Israel and Syria have both told a conference in Paris that they want to use nuclear power to generate electricity. The revelations came on the same day that IAEA director general called for greater access to nuclear power.
Israeli infrastructure minister Uzi Landau, told conference delegates that his country wanted to build new nuclear plants to reduce its dependence on coal.
“Naturally, all nuclear power reactors to be built in Israel will be subject to international safeguards as well as appropriate physical protection measures,” he said.
Lanadu also revealed that Israel has kept a site at Shivta the northern Negev desert for construction of a nuclear power plant.
Syria’s deputy foreign minister Faysal Mekdad said: “The peaceful application of nuclear energy should not be monopolized by the few who own the technology, but it should be available equally for all countries.”
The announcements came on 8 March at the International Conference on Access to Civil Nuclear Energy, in Paris.
IAEA head Amano also addressed the conference, calling for greater access to nuclear power. He went on to outline the importance of international cooperation in ensuring that nuclear power can be introduced and used beneficially, responsibly and sustainably by developed and developing economies alike.
French president Nicolas Sarkozy, organizer of the event told the delegates: “France will be a steadfast defender of every country’s right to access nuclear energy for peaceful purposes.”

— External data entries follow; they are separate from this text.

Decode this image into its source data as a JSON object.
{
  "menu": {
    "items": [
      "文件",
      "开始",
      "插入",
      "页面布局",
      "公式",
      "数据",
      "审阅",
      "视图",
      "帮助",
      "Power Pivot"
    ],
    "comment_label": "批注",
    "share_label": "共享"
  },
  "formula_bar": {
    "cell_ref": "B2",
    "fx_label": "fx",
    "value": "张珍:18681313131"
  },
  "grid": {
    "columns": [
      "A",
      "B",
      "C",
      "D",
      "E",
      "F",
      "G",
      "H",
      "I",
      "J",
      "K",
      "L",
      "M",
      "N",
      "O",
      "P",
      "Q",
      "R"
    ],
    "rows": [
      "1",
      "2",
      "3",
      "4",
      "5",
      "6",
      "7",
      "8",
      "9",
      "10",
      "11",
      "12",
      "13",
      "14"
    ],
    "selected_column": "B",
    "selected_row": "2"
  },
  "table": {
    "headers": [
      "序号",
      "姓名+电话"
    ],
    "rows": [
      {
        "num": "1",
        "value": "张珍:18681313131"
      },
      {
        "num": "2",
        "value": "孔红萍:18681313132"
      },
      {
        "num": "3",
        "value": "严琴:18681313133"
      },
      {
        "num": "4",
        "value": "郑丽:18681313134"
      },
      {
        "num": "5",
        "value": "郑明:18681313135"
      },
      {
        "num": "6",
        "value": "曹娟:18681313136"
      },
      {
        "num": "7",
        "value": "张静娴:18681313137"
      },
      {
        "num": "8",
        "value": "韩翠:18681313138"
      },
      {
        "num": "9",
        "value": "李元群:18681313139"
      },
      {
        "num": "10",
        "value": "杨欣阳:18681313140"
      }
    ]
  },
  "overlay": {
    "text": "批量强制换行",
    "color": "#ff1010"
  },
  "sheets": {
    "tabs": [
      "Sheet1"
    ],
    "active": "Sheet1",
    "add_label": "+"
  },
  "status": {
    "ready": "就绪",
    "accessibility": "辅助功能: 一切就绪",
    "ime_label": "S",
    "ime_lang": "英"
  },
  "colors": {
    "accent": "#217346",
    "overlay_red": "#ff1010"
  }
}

He also called for financial institutions and development banks to make a “wholehearted commitment” to finance civil nuclear energy projects and proposed that carbon credits be introduced to finance all forms of decarbonised energy after 2013.